Stems 1-1.5 mm; lvs 5-11 mm wide, auriculate at the juncture of sheath and blade; pistillate and staminate portions of the spike separated by (1-)2-12 cm, the pistillate portion deep brown, 10-20 cm, 1-2 cm thick at maturity; compound pedicels short and stout; pistillate fls each accompanied by a hair-like bracteole with an expanded, flat, spatulate tip; stigma linear; fr 5-8 mm, subtended by copious hairs with a slightly expanded brown tip, the achene usually distinctly above the middle; sterile pistillate fls about as long as the fertile ones, dilated into a cuneate truncate tip; staminate bracteoles brown and scale-like; pollen in monads; 2n=30. Marshes, more tolerant of salt and alkali than no. 1 [Typha latifolia L.]; nearly cosmop., and throughout our range, the common sp. along the coast, now becoming common inland as well.
Gleason, Henry A. & Cronquist, Arthur J. 1991. Manual of vascular plants of northeastern United States and adjacent Canada. lxxv + 910 pp.
©The New York Botanical Garden.
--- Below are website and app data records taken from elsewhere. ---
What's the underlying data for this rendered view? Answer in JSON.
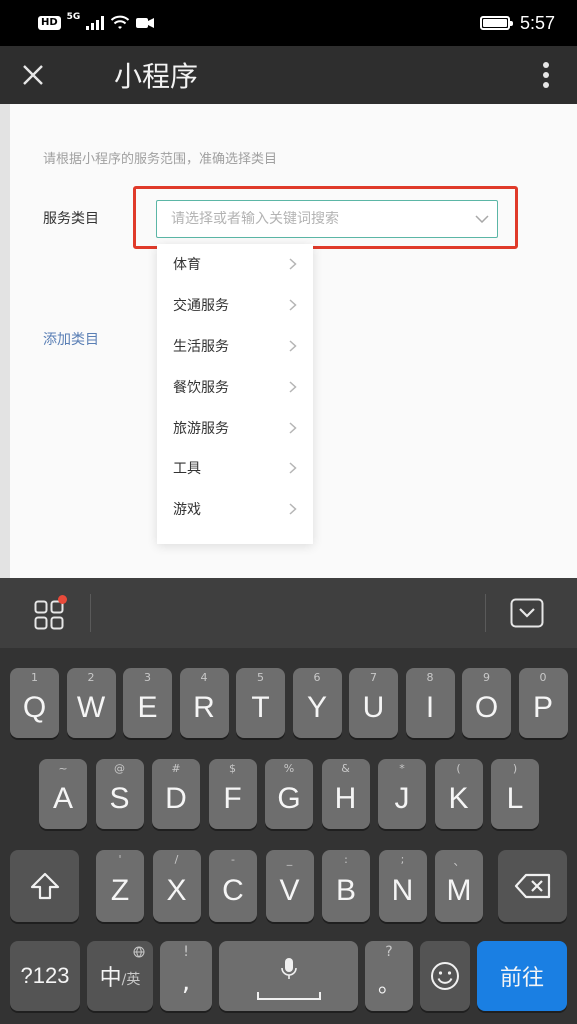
{
  "status": {
    "hd": "HD",
    "net": "5G",
    "time": "5:57"
  },
  "header": {
    "title": "小程序"
  },
  "form": {
    "hint": "请根据小程序的服务范围，准确选择类目",
    "category_label": "服务类目",
    "search_placeholder": "请选择或者输入关键词搜索",
    "add_category": "添加类目",
    "accent_color": "#5bb6a6",
    "highlight_color": "#e03a2a"
  },
  "dropdown": {
    "items": [
      "体育",
      "交通服务",
      "生活服务",
      "餐饮服务",
      "旅游服务",
      "工具",
      "游戏"
    ]
  },
  "keyboard": {
    "row1": [
      {
        "k": "Q",
        "n": "1"
      },
      {
        "k": "W",
        "n": "2"
      },
      {
        "k": "E",
        "n": "3"
      },
      {
        "k": "R",
        "n": "4"
      },
      {
        "k": "T",
        "n": "5"
      },
      {
        "k": "Y",
        "n": "6"
      },
      {
        "k": "U",
        "n": "7"
      },
      {
        "k": "I",
        "n": "8"
      },
      {
        "k": "O",
        "n": "9"
      },
      {
        "k": "P",
        "n": "0"
      }
    ],
    "row2": [
      {
        "k": "A",
        "n": "~"
      },
      {
        "k": "S",
        "n": "@"
      },
      {
        "k": "D",
        "n": "#"
      },
      {
        "k": "F",
        "n": "$"
      },
      {
        "k": "G",
        "n": "%"
      },
      {
        "k": "H",
        "n": "&"
      },
      {
        "k": "J",
        "n": "*"
      },
      {
        "k": "K",
        "n": "("
      },
      {
        "k": "L",
        "n": ")"
      }
    ],
    "row3": [
      {
        "k": "Z",
        "n": "'"
      },
      {
        "k": "X",
        "n": "/"
      },
      {
        "k": "C",
        "n": "-"
      },
      {
        "k": "V",
        "n": "_"
      },
      {
        "k": "B",
        "n": ":"
      },
      {
        "k": "N",
        "n": ";"
      },
      {
        "k": "M",
        "n": "、"
      }
    ],
    "num_key": "?123",
    "lang_main": "中",
    "lang_sub": "/英",
    "comma_hint": "!",
    "comma": ",",
    "period_hint": "?",
    "period": "。",
    "go_key": "前往"
  }
}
All rights reserved. Used by permission.
From Flora of Indiana (1940) by Charles C. Deam
This species is usually found on the borders of larger bodies of water than the preceding species [Typha latifolia], but it seems to adapt itself to nearly the same habitats. Near my home is a small gravel pit that has not been in use for about 10 years, and it is now filled with both species of cattails, this species occupying about a fourth of the space. It is to be noted that the pistillate part of the spike sometimes divides. I have one specimen with a 5-parted spike. I also have a specimen of the preceding species that has a 3-parted spike. This species, as well as the preceding one, is variable, and several varieties have been named. A giant form of this species is found on the east side of Tippecanoe Lake in the southern part of Noble County. Peattie's var. calumetensis seems to me to be an ecological form. Its diminutive size I attribute to the pollution of the Grand Calumet River near where it is found. In the summer when the soil along the bank is exposed it is slimy and reddish.